Lately, I’ve been thinking a lot about book covers. For me, good covers combine art and text into an overall concept that evokes an intellectual/emotional response. Together, the cover elements create a theme while the individual components hint at important details. A good cover draws the reader in with the promise of a certain type of story and entices him/her to read the descriptive blurb.
What makes a good cover good?
A good cover sets an expectation. It indicates to the reader what kind of story he/she will encounter: simple, complex, vibrant, romantic, secretive, paranormal, edgy, contemporary, historical, fantasy, etc. It conveys what settings and concepts will be encountered.
A good cover sets a mood. Is it dark? Light? Playful? Angsty? Sweet? Mysterious? Bereft? Stark? Powerful? Scary? Spiritual?
A good cover is a riddle. A good cover makes the reader ask himself/herself questions: Who are these people and why are they so happy? What’s the secret he’s keeping? Why is she so sad? What’s so important about the object on the cover? What does the symbolism stand for?
A good cover entices the reader to action: It makes them want more information about the story. They have questions that need to be answered and hopes that the story will deliver on its promise. They have to turn the book over and read what it’s about.
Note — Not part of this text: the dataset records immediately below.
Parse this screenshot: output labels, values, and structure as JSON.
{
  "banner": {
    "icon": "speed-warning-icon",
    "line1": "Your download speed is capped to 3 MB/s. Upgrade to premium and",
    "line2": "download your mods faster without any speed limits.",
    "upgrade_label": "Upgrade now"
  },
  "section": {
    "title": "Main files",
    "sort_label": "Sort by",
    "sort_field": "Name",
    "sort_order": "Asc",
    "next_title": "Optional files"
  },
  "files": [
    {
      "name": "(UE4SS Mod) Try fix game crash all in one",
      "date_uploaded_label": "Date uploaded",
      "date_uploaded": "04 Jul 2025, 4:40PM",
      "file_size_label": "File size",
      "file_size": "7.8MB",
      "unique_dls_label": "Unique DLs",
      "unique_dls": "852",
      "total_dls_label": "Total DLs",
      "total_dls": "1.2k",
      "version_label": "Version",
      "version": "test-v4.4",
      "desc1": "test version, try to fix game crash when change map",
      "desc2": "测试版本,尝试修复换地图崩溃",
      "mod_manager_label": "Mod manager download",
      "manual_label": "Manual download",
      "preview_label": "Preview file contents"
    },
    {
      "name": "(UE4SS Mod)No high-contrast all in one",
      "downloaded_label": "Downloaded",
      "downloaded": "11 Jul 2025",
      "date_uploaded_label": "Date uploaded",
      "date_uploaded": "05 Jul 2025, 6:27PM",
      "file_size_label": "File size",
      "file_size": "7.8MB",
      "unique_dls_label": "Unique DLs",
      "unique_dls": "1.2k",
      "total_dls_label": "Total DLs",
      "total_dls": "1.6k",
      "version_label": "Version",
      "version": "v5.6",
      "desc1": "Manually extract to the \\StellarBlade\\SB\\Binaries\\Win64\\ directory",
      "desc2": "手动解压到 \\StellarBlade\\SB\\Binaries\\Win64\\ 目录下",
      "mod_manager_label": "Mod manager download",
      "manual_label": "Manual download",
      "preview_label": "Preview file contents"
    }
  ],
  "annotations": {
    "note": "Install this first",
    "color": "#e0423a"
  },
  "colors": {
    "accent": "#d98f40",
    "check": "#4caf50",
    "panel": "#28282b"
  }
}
A good cover is the reader’s first opportunity to bond with your story. Author endorsements, bestselling claims, and stylistic designs are intended to appeal to a certain type of reader. These elements build trust with the reader before they’ve even opened the book.
Here are some of my favorite covers:
Cassandra Clare’s City of Bones: Who is this hot guy existing in Technicolor above the world we know? Oooh, Holly Black likes it—it must be good! Other thoughts: fantasy elements, complex world building, urban, gritty and beautiful.
Water for Elephants by Sara Gruen: (we’ll skip the movie tie-in version and go to the original cover). Whimsical with an air of mystery. Vibrant. To me the boots covey power and an element of being untouchable but the story centers around someone watching from the outside. I’m intrigued. Love the curve of the word “ELEPHANTS.” It feels more majestic than the rest of the text, like a beast with a mind of its own. The NY Times bestseller claim reassures me the story will be worth reading.
Lisa McMann’s Wake: Dark. Cold. Distorted. Disturbed. Nightmares. Stark.The reflection of the text makes me think the bad dreams bleed over into waking. I want to know who’s having the nightmares and why.
Melissa Marr’s Wicked Lovely: the beauty of the flowers contrasted by the distorted beauty of the holder. Darkness lurks around the edges. The font is lovely (for me, this sets expectations for beautiful prose—and Melissa delivers).
Hunger Games by Suzanne Collins: Militaristic. Austere. Symbols hint at sci-fi/futuristic. The bird is important—why? The unique block font makes me think rigid, asymmetric, unfamiliar—maybe dystopian.
Perfect Chemistry by Simone Elkeles: Dark love story. Edgy. Definitely contemporary. Title font makes me think blurring social lines—shaking things up a bit.
Conclusion: If I am self-publishing, I need a top-notch cover design that conveys my book’s theme and makes promises my story will deliver.
Mood: Excited about tomorrow’s big cover reveal—and kind of sickish about it, too!
Your Turn: What are some of your favorite covers and why?